** Opening Information supplied block **

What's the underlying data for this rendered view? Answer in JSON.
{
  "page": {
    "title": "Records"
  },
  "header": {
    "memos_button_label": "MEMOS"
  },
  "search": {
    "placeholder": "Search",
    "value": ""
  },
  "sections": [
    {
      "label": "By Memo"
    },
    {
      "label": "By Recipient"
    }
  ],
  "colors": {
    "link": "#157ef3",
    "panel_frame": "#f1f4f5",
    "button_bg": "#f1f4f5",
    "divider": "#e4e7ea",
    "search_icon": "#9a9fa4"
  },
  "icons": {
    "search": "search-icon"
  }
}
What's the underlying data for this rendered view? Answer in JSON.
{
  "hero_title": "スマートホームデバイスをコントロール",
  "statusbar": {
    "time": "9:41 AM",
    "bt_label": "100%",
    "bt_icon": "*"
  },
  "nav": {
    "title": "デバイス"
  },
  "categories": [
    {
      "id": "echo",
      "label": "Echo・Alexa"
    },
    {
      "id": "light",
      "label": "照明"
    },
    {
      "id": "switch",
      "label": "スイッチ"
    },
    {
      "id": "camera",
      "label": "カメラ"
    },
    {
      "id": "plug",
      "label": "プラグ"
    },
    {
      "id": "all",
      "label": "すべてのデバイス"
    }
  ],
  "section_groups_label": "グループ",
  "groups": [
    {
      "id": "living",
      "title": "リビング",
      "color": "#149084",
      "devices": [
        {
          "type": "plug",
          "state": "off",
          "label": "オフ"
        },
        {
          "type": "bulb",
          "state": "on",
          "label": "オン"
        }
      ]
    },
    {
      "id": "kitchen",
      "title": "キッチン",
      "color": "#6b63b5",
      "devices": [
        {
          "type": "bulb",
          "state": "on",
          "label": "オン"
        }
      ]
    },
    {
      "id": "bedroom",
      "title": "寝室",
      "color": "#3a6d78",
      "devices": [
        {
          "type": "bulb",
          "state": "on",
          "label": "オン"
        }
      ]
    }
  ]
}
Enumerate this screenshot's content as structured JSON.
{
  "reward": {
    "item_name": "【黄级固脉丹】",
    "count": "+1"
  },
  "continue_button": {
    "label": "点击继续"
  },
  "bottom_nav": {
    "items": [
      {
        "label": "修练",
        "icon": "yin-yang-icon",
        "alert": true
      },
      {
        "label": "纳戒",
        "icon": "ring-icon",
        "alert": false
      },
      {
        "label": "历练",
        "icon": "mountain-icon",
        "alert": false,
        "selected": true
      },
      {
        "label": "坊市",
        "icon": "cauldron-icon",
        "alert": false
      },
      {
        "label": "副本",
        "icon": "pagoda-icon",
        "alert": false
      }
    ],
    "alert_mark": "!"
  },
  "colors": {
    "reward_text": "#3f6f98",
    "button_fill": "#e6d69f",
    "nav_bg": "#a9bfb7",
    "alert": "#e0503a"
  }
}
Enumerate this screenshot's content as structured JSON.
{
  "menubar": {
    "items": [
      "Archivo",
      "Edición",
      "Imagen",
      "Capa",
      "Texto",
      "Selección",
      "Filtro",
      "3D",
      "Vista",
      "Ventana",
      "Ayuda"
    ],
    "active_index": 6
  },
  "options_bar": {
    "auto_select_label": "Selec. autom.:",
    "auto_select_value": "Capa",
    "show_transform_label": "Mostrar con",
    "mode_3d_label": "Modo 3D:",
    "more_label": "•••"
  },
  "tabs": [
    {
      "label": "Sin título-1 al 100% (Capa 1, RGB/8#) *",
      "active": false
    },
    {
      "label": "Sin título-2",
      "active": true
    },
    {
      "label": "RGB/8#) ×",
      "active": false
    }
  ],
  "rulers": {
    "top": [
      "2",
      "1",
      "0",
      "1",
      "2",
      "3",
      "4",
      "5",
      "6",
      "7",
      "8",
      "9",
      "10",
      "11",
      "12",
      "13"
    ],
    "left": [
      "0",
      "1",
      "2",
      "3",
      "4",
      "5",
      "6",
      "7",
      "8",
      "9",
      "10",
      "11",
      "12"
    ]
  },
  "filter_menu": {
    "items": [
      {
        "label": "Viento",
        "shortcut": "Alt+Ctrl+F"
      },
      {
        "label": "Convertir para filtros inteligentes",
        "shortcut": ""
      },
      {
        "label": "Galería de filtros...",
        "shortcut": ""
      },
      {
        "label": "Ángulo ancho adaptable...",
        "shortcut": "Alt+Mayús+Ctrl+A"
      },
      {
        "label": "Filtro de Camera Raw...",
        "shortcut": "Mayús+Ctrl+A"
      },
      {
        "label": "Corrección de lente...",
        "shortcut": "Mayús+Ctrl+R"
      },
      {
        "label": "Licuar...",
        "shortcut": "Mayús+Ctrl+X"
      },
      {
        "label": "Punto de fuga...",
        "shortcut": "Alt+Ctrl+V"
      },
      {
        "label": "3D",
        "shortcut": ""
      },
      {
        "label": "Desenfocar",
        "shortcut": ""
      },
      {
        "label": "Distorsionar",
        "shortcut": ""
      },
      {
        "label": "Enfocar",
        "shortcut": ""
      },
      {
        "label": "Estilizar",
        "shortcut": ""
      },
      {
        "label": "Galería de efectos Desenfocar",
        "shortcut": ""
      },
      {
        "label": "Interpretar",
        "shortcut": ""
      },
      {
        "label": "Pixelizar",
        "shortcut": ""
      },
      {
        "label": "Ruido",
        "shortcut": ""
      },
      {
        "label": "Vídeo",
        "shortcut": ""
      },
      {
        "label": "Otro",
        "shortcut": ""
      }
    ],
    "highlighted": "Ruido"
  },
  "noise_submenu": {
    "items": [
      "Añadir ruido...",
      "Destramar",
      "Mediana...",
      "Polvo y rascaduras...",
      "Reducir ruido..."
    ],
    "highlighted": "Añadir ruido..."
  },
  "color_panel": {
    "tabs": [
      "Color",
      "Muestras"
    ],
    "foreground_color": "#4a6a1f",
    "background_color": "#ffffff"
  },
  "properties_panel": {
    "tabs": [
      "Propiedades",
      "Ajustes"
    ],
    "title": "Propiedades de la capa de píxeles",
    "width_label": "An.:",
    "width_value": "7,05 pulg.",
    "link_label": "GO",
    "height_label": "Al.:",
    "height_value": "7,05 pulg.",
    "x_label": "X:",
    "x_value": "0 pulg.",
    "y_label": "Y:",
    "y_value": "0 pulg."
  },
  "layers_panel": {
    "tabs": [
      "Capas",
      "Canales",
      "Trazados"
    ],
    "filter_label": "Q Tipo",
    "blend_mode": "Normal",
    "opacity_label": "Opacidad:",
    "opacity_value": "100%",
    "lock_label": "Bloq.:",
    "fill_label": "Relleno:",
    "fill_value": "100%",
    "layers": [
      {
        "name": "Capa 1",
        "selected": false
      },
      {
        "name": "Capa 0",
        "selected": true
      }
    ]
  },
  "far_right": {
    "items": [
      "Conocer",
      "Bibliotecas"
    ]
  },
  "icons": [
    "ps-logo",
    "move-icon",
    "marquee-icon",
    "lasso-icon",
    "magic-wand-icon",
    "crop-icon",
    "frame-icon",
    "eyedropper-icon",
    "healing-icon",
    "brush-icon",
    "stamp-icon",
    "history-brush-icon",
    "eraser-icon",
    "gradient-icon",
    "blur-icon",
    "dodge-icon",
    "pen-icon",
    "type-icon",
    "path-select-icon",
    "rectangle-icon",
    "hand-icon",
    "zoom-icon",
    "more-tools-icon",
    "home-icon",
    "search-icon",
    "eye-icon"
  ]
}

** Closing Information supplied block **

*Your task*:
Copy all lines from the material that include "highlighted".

*Exercise output*:
    "highlighted": "Ruido"
    "highlighted": "Añadir ruido..."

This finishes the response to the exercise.